- To share aspects of my work, either links to written articles, to my blogs.
There is a strong academic community on twitter. Dr Raul Pacheco-Vega started a hashtag #ScholarSunday to try and help people identify the interesting and relevant people that are now using twitter. You can find out a bit more about this one of his blog posts here.
Blogging (either via your own blog or guest blogging): When I first started blogging in 2009 I mainly used my blog as a way to write about things that interested me – often related to travel, or geography teaching that I was doing at the time. It was more of a personal writing portal than a tool to raise the profile of what I was doing. However, blogging in academia is now quite common and it is a good way to disseminate what you are doing to a wider audience, and provides good practice in writing for different audiences too. My blog at present still hosts a lot of ‘non-academic’ related posts, but the new ‘exploring economic geography’ blog that will be launched properly soon should hopefully be more research focused. In terms of how to go about producing blog posts, first you might want to think about whether you want to host your own (it’s easy to set one up on wordpress) or if it’s possible to write a post on another blog (often there are departmental or research group blogs). Then there are alternatives such as guest blogging on places like Huffington Post, or writing a post for The Conversation (a kind of news platform that uses academic research).
Research Gate and Academia.Edu: Social networking platforms where you have a profile displaying all your academic credentials, publications etc, and you can connect with other academics, take part in discussion forums. In some ways, they are a bit like facebook for academics.

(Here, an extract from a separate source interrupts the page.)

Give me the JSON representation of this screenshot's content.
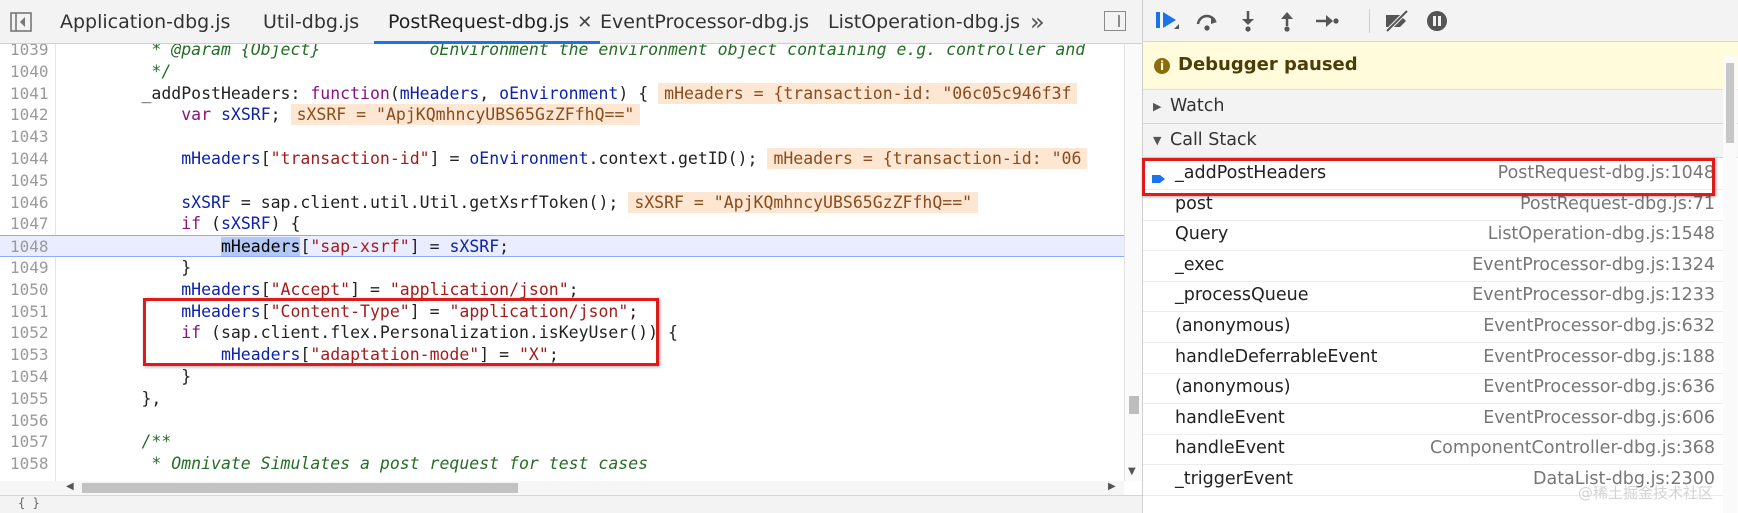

Google Scholar citations: If you register for this you will be able to monitor your citations over time. It’s another way of boosting your rankings in google too. In terms of monitoring where your publications are being cited, this could be very useful.
Mendeley: A reference manager (much like endnote) but it also allows you to collaborate with others and has the benefit of online accessibility – http://www.mendeley.com/
There are a couple of really useful publications that are useful to read as a starting point for those wishing to engage with more social media.
- Research information network: Social Media Guide for Researchers
- London School of Economics: Using Twitter in university research, teaching and impact activities: A guide for academics and researchers
These are just some of the interesting ideas that were discussed at the Academia 2.0 event (I have more to write up but this blog post already far longer than I had originally intended – there will be another one soon). I would at this point like to thank the organisers and presenters for such a thought-provoking event which no doubt will have a long lasting impact on my research in the future.